On the other side of the legal and social divide are three less sympathetic characters. Oklahoma state senator Monica Moorhouse is a political opportunist who sees a harsh anti-immigrant bill as her ticket to national notoriety and Congress. Local sheriff Arvin Holloway is a blustery Joe Arpaio-inspired  lawman who has never met a camera or microphone he didn’t like. Logan Morgan is a young TV reporter looking for a big story and a move to a larger market. They all have their own agendas, which involve little concern for the effects of such a law — or their actions — on real people’s lives. Moorhouse is advised by her husband, a canny but amoral political strategist in the Karl Rove mold. Holloway is used to running the town of Cedar the way he bullied kids in his school days. Morgan is a zealous believer in the TV news motto, “If it bleeds, it leads,” so she looks (and hopes) for continuing drama and even some tragedy in the story at the heart of the novel.

At the center of this sociocultural, political, and legal tornado is Sweet Kirkendall, who struggles to hold her extended and very dysfunctional family together through her father’s imprisonment and Dustin’s disappearance, despite having no knowledge of, or experience in, such situations, no financial resources, and no emotional support from her family members. Yet everyone looks to her to solve their problems. She is the believable and likable heroine of this multi-faceted novel.

While on paper the plot may sound melodramatic, it does not read that way. Instead, it comes across as a realistic depiction of the many lives affected by the political decisions made on the issue of immigration and immigrants’ rights. The narrative is fast-moving, the various viewpoints are woven together smoothly and logically, and the characters act like real people, not cardboard cut-outs intended to stand in for points in a political or legal argument.

What really makes Kind of Kin stand out, though, is Askew’s obvious compassion for the characters who deserve it, her ear for realistic dialogue, and her ability to write a deeply involving story whose headlong momentum makes you turn the pages faster as the novel progresses. Kind of Kin would make a great choice for book clubs, as there is much to chew on within its 400 pages of powerful prose.
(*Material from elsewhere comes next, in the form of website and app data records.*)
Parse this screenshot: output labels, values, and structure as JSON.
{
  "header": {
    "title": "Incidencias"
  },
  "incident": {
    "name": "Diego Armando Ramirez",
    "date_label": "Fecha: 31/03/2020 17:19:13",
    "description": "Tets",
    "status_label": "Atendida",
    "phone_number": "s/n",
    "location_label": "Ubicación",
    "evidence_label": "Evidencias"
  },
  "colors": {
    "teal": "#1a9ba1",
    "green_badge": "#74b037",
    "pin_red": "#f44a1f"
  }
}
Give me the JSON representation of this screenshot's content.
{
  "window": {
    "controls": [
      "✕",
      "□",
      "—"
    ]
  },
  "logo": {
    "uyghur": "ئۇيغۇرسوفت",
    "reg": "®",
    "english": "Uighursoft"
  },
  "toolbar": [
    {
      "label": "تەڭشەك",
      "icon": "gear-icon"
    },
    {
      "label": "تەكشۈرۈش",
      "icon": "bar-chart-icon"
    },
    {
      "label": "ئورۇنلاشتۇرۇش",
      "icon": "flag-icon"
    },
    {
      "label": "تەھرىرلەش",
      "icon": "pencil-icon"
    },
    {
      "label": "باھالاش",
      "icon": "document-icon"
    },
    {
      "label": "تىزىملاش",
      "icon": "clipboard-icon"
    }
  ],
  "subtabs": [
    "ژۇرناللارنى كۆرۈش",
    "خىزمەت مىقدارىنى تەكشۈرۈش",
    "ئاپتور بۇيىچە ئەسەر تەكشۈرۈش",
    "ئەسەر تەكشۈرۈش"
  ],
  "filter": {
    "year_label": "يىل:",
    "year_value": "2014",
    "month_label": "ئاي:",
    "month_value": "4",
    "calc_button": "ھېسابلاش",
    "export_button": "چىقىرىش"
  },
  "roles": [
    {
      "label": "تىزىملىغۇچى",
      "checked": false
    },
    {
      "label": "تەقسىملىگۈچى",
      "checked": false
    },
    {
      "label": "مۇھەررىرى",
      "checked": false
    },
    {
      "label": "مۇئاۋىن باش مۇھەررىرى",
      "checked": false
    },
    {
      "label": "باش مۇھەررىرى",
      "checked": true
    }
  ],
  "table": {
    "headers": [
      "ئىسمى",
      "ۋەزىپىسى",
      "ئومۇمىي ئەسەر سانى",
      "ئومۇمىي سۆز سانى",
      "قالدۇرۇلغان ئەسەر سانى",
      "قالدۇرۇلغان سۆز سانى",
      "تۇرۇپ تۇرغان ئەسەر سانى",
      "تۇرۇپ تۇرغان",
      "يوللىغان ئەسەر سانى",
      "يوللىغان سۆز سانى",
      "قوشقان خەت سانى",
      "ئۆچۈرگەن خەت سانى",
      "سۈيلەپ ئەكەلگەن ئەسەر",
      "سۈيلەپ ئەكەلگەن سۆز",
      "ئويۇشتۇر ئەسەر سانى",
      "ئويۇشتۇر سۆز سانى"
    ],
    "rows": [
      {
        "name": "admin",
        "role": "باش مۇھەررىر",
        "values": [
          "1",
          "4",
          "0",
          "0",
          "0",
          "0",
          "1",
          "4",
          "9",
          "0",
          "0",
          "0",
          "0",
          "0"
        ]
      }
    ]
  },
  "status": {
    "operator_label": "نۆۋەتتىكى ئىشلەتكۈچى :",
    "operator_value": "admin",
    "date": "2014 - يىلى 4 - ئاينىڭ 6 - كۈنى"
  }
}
For everyone else, it is worthy of this high praise: It is a terrific, thought-provoking book that you won’t be able to put down or soon forget.